Of course, you can also use software to help detect wireless dead zones. On Android, the free Wifi Analyzer app will show you more detailed information about the strength of your Wi-Fi signal.
Open the app, select the Signal meter screen, and pick your Wi-Fi network. Walk around with the app open and you’ll see the signal strength change as you move from location to location.
Apple doesn’t allow third-party apps to access this information on iOS, so iPhone, iPad, and iPod touch users can’t use an app for more detailed information—they’ll have to pay attention to their device’s standard Wi-Fi indicator.
If you have a Windows or macOS laptop, you could also use inSSIDer to measure your Wi-Fi signal strength. Be careful while walking around with your laptop and staring at its screen the whole time, however.
Download: Wifi Analyzer for Android (Free)
How to Fix Wireless Dead Zones in the Home
Now that you’ve figured out exactly where your wireless dead zones are, you’ll probably want to eliminate them. Here are some tips for patching up your Wi-Fi coverage.
Reposition Your Router to a Better Place
If your router is in one corner of your house, apartment, or office, there may be a dead zone in the opposite corner of your building. Try moving the router to a more central location in the middle of your house, apartment, or office.
Adjust or Replace Your Router’s Antenna
Ensure your wireless router’s antenna is up and pointing vertically. If it’s pointing horizontally, you won’t get the same amount of coverage. If your antenna is already at the perfect angle, try attaching a more powerful antenna for a wider broadcast range.
Identify and Reposition Obstructions Between You and the Router
If your Wi-Fi router is sitting next to a metal filing cabinet, that’s going to reduce your signal strength. As such, try rearranging your place for ideal signal strength
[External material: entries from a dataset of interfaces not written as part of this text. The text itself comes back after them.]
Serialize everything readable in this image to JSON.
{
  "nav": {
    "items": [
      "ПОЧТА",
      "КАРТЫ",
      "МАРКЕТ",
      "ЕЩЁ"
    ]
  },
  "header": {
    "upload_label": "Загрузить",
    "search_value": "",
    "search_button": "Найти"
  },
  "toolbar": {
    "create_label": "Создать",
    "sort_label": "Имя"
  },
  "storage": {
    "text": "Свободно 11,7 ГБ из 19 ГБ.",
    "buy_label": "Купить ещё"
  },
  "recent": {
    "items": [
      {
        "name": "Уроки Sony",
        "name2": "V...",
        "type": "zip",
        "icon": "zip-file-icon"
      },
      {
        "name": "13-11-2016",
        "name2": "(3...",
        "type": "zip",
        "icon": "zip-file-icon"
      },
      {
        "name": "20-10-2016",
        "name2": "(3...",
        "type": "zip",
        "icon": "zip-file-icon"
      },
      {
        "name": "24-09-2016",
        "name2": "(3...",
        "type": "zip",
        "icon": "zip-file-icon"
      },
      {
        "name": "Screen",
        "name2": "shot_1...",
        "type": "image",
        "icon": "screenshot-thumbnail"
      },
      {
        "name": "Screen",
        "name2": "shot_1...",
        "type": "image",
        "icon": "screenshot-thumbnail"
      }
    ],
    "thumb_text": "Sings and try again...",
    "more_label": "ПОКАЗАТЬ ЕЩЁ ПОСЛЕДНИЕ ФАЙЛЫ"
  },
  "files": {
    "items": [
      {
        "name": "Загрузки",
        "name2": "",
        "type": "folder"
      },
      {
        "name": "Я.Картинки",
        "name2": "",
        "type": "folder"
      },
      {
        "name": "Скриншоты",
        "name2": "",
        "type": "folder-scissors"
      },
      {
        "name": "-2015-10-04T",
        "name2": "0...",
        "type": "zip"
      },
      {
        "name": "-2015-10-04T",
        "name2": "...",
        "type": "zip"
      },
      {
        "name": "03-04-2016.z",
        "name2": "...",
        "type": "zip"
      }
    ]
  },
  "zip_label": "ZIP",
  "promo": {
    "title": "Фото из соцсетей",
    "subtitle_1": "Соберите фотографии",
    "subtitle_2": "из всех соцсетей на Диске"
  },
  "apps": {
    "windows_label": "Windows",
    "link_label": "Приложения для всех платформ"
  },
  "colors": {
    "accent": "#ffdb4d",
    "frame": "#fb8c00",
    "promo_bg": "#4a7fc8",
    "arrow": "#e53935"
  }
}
If there’s a microwave oven, aquarium, or anything else that seems to be obstructing the signal from your router and producing a dead zone, move the obstruction (or your router) and see if that eliminates the dead zone.
Switch to the Least-Congested Wireless Channel
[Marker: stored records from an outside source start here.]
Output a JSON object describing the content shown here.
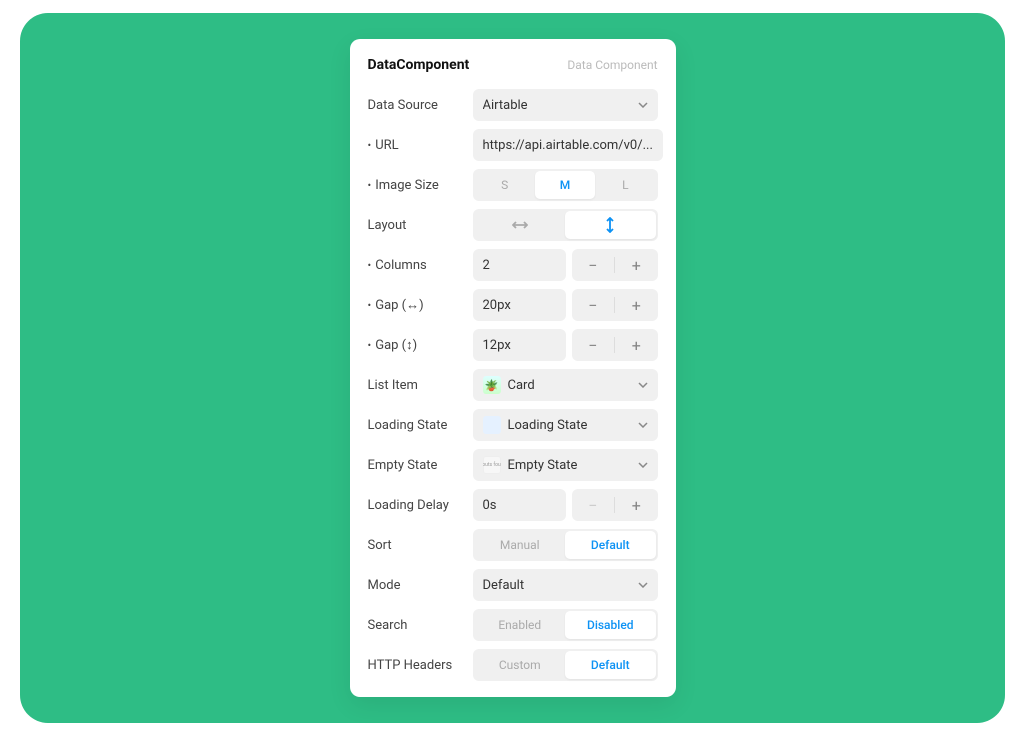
{
  "header": {
    "title": "DataComponent",
    "subtitle": "Data Component"
  },
  "dataSource": {
    "label": "Data Source",
    "value": "Airtable"
  },
  "url": {
    "label": "URL",
    "value": "https://api.airtable.com/v0/..."
  },
  "imageSize": {
    "label": "Image Size",
    "options": {
      "s": "S",
      "m": "M",
      "l": "L"
    },
    "selected": "M"
  },
  "layout": {
    "label": "Layout",
    "selected": "vertical"
  },
  "columns": {
    "label": "Columns",
    "value": "2"
  },
  "gapH": {
    "label": "Gap (↔)",
    "value": "20px"
  },
  "gapV": {
    "label": "Gap (↕)",
    "value": "12px"
  },
  "listItem": {
    "label": "List Item",
    "value": "Card"
  },
  "loadingState": {
    "label": "Loading State",
    "value": "Loading State"
  },
  "emptyState": {
    "label": "Empty State",
    "value": "Empty State"
  },
  "loadingDelay": {
    "label": "Loading Delay",
    "value": "0s"
  },
  "sort": {
    "label": "Sort",
    "options": {
      "manual": "Manual",
      "default": "Default"
    },
    "selected": "Default"
  },
  "mode": {
    "label": "Mode",
    "value": "Default"
  },
  "search": {
    "label": "Search",
    "options": {
      "enabled": "Enabled",
      "disabled": "Disabled"
    },
    "selected": "Disabled"
  },
  "httpHeaders": {
    "label": "HTTP Headers",
    "options": {
      "custom": "Custom",
      "default": "Default"
    },
    "selected": "Default"
  }
}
Use the tools we covered above to identify the least congested wireless channel for your Wi-Fi network
. Once you find it, change your router’s channel to it to reduce interference from other wireless networks.
Set Up a Wireless Repeater
If none of the above tips help, you could set up a wireless repeater to extend your coverage over a larger area. This may be essential in large houses or offices.
You can even turn unused routers into a wireless repeater, which is one of many ways to reuse an old router
Use an Ethernet Connection
You could also get online using Ethernet cables. If your computer and router are close enough, connect the two using Ethernet and never worry about Wi-Fi signals dropping ever again.
Use a Pair of Powerline Adapters
If you’re not so keen on seeing stray cables in the corridor, you can use powerline adapters instead. Plug one into the room with a dead zone, and the other into the room where the router is.
We talked more about what powerline adapters are
previously, so be sure to give it a read if you’re interested.
Pushing Your Wi-Fi Strength Further
Wi-Fi dead zones appear due to lots of different reasons. This includes router positioning, your neighbors, what your building’s walls are made out of, the size of your coverage area, the types of electronic devices you have, and your furniture. There is much that can cause problems, but trial and error can help you pin down the culprit.
If you want to make your router’s signal stronger, be sure you know how to boost your Wi-Fi signal and extend its range